I know it’s hard to believe but we’re over halfway through April and I know many summer programs start in early June and some maybe as early as late May!
I suspect most of us are deep in the throes of summer prep and planning, unless you’re one of those who is a miracle worker and has already done. At my library, we’re finishing up our summer flyers (each age group gets one flyer for the whole summer on programs), working on our suggested summer lists by grade and working with the schools on a Dewey Decimal based STEAM list for our program which starts late June. And those are just the big projects! I’m still running my regular slew of programs, it was April Break here last week, the usual library world goes on but, in every way by the actual weather, summer feels just on the edge of the horizon.
I want to talk today about reading lists. Our suggested list is read voraciously by our summer regulars and it’s most of what a lot of them read during the course of the summer. Which means it has Influence.
For my three big projects listed above, the flyer was a snap (fourth year doing it, I have it down to a science), the STEAM list was pretty easy too because we started it back in January and so this week I’ve moved on to my suggested summer lists. For various long winded reasons, I am not in charge of the high school one, although I have input, but it’s also a good, huge and fairly diverse list. There is then a 5th/6th list and a 7th/8th list for our middle schoolers. I inherited these lists and have slowly been culling and adding new things.

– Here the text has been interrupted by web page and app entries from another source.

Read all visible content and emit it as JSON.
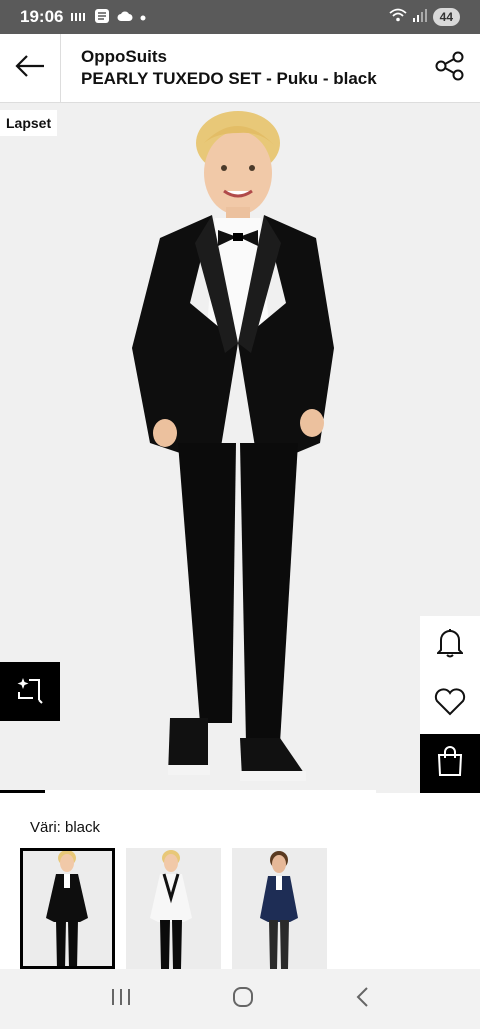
{
  "status_bar": {
    "time": "19:06",
    "battery": "44",
    "icons": [
      "signal-bars-icon",
      "app-notification-icon",
      "cloud-icon",
      "dot-icon",
      "wifi-icon",
      "cellular-icon"
    ]
  },
  "header": {
    "brand": "OppoSuits",
    "product_name": "PEARLY TUXEDO SET - Puku - black",
    "back_icon": "arrow-left-icon",
    "share_icon": "share-icon"
  },
  "product": {
    "category_tag": "Lapset",
    "image_progress": 0.12
  },
  "actions": {
    "ai_icon": "sparkle-crop-icon",
    "notify_icon": "bell-icon",
    "wishlist_icon": "heart-icon",
    "bag_icon": "shopping-bag-icon"
  },
  "color_section": {
    "label": "Väri: black",
    "swatches": [
      {
        "name": "black",
        "selected": true
      },
      {
        "name": "white",
        "selected": false
      },
      {
        "name": "navy",
        "selected": false
      }
    ]
  },
  "nav_bar": {
    "icons": [
      "recent-apps-icon",
      "home-icon",
      "back-icon"
    ]
  },
  "colors": {
    "status_bar": "#5a5a5a",
    "accent": "#000000",
    "image_bg": "#f0f0f0"
  }
}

As I looked over both lists this year, especially after the school asked me to remove Hush by Jacqueline Woodson from the 7/8 list for curriculum reasons (which YAY, reading diverse in school but boo, I have to remove a great book), I came to a terrible realization. Even though I’ve added some diversity to the lists, they are very, very white. And generally very, very male (although I’ve already shifted the 7/8 to be more female oriented already but not through a concentrated effort).
So my goal this year is to add only diverse books onto the list. If this is what my middle schoolers are going to be primarily reading this summer, I want it to more accurately reflect the world, even if the local population is generally pretty white. I’ve got a captive audience, to a degree, and not just having the diverse books in the collection is enough. I want them front and center, especially during our busiest season.
So I’m deleting much larger swaths of the current list than I have previously (extra copies were bought especially for these lists and so I’ve felt bad in the past deleting them but no longer) and installing at least a one to one ratio – for every book deleted, there will be a diverse one in its place. I’d like a two to one ratio but I’ll admit I have limited space.
This is just one small way that I can make sure diverse books of all shapes and sizes – I’m not limiting ‘diverse’ to mean different races, but also any character(s) who is different in some way from that default norm – get into the hands of my pretty default norm population.
What sort of changes have you or could you make to have an impact?